This Article examines the process of judicial selection in New York State in light of the recent court decisions in White and Spargo, which have paved the way for increased campaign speech in judicial elections. Relying on empirical data to compare judicial elections and appointments in New York City between 1977 and 2002, the Article finds that elections produce a judiciary that is more beholden to interest groups than one generated through appointments. The consequence of this greater special interest involvement is an erosion of public trust and confidence in the judiciary. Moreover while elections arguably have increased diversity in ...


Trying To Make Peace With Bush V. Gore (Symposium: Bush V. Gore Issue 2001), Richard D. Friedman Jan 2001

Trying To Make Peace With Bush V. Gore (Symposium: Bush V. Gore Issue 2001), Richard D. Friedman

Articles

The Supreme Court's decision in Bush v. Gore, shutting down the recounts of Florida's vote in the 2000 presidential election and effectively awarding the election to George W. Bush, has struck many observers, including myself, as outrageous.' Decisions of the Supreme Court should be more than mere reflections of ideological or partisan preference thinly camouflaged behind legalistic language. It would therefore be pleasant to be able to believe that they are more than that. Accordingly, Judge Richard Posner's analysis,2 in which he defends the result reached by the Court-though not the path by which it got ...


Judicial Selection In Michigan - Time For A Change?, John W. Reed Jan 1996

Judicial Selection In Michigan - Time For A Change?, John W. Reed

Articles

How are we to choose those who judge us? To whom do we entrust the responsibility of protecting our liberties and the power to determine our rights and liabilities? We look for men and women of integrity, diligence, legal ability, and judicial temperament, chosen by methods that balance judicial independence and public accountability.1


Electing Justice, Sol Wachtler May 1991

Electing Justice, Sol Wachtler

Michigan Law Review

A Review of In Pursuit of Justice: Reflections of a State Supreme Court Justice by Joseph R. Grodin

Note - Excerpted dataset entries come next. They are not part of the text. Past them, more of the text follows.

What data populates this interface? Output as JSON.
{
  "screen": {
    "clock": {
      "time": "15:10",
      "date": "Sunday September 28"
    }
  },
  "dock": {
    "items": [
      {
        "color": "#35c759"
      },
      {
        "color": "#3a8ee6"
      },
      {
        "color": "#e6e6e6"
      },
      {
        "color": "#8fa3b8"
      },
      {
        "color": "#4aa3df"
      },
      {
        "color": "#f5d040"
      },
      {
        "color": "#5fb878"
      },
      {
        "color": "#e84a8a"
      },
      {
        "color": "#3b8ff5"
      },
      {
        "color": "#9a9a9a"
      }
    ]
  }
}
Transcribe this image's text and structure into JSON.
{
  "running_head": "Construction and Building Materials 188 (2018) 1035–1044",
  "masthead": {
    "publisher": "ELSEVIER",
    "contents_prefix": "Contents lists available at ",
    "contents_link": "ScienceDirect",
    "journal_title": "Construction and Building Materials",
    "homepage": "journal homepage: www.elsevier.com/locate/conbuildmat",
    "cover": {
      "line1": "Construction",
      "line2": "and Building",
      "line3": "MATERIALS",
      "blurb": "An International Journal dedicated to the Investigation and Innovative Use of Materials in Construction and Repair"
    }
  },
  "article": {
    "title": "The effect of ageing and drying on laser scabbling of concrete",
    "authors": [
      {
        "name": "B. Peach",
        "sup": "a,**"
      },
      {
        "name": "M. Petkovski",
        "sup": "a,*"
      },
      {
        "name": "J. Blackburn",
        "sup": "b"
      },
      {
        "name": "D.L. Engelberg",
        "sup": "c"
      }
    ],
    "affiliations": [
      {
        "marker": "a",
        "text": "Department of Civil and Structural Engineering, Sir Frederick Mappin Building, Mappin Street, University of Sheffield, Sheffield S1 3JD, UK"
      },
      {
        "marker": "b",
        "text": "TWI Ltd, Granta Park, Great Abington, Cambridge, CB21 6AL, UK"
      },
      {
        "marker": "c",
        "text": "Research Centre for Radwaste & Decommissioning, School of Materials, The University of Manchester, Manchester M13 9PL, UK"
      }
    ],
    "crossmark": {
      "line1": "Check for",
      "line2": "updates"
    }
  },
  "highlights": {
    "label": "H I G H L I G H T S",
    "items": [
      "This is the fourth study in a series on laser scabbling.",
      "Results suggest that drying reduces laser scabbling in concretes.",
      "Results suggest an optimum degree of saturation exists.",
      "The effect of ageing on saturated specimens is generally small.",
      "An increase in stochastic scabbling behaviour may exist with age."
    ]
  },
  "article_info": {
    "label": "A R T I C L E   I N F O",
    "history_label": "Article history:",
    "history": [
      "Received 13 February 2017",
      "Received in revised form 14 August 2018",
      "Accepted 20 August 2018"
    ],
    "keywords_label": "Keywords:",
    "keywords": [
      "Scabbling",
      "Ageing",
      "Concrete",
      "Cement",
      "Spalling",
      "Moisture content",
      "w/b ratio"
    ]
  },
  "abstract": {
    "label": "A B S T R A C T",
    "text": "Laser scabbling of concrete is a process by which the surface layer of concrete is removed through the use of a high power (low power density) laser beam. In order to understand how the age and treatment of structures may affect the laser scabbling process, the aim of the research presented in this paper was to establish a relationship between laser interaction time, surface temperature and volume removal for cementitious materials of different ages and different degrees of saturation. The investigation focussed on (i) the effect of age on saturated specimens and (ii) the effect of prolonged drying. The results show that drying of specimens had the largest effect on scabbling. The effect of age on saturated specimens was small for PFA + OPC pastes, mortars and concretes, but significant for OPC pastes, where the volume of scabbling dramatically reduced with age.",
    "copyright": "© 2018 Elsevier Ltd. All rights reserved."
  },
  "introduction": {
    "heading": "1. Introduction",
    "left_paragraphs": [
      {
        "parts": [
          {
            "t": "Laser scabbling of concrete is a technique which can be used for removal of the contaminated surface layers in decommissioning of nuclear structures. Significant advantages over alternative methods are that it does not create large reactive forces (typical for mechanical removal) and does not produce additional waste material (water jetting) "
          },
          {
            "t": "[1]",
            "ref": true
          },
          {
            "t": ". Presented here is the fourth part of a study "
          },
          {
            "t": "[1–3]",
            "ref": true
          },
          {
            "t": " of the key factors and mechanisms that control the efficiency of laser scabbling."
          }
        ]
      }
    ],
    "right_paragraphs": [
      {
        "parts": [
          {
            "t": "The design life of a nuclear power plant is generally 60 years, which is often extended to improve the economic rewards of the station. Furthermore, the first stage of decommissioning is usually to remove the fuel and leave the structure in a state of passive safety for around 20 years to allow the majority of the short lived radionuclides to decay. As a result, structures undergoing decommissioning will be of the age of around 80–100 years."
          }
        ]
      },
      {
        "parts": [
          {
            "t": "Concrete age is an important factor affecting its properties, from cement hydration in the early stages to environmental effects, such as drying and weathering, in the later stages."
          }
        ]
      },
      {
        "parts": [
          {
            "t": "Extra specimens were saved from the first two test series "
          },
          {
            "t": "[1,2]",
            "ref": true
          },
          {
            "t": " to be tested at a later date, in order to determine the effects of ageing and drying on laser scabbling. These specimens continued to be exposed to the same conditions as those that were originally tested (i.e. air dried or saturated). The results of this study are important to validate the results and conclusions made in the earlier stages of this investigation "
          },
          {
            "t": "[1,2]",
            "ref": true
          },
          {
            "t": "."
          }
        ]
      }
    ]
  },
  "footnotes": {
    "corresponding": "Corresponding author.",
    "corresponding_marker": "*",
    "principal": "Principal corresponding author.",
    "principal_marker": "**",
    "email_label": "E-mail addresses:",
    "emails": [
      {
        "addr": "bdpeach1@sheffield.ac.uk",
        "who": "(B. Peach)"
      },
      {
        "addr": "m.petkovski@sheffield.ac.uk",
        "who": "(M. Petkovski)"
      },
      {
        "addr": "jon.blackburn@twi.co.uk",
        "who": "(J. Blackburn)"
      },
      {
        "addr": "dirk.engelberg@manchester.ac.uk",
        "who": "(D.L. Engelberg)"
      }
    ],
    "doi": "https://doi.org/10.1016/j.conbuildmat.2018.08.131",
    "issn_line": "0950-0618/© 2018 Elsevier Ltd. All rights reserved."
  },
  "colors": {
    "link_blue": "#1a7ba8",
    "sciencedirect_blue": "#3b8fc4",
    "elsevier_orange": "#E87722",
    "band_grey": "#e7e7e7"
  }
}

Safeguarding The Litigant's Constitutional Right To A Fair And Impartial Forum: A Due Process Approach To Improprieties Arising From Judicial Campaign Contributions From Lawyers, Mark Andrew Grannis Nov 1987

Safeguarding The Litigant's Constitutional Right To A Fair And Impartial Forum: A Due Process Approach To Improprieties Arising From Judicial Campaign Contributions From Lawyers, Mark Andrew Grannis

Michigan Law Review

This Note will argue that the improprieties arising from some campaign contributions are so egregious that they offend the due process clause of the fourteenth amendment. Consequently, states must either reform judicial campaigns to eliminate such improprieties, or, through mandatory judicial recusal or disqualification, respect the absolute constitutional right to an impartial forum. Part I of this Note will examine the history of disqualification at common law and in American practice, focusing on the extent to which it has been held to be a requirement of due process. Part II will argue that under the applicable due process standards, a ...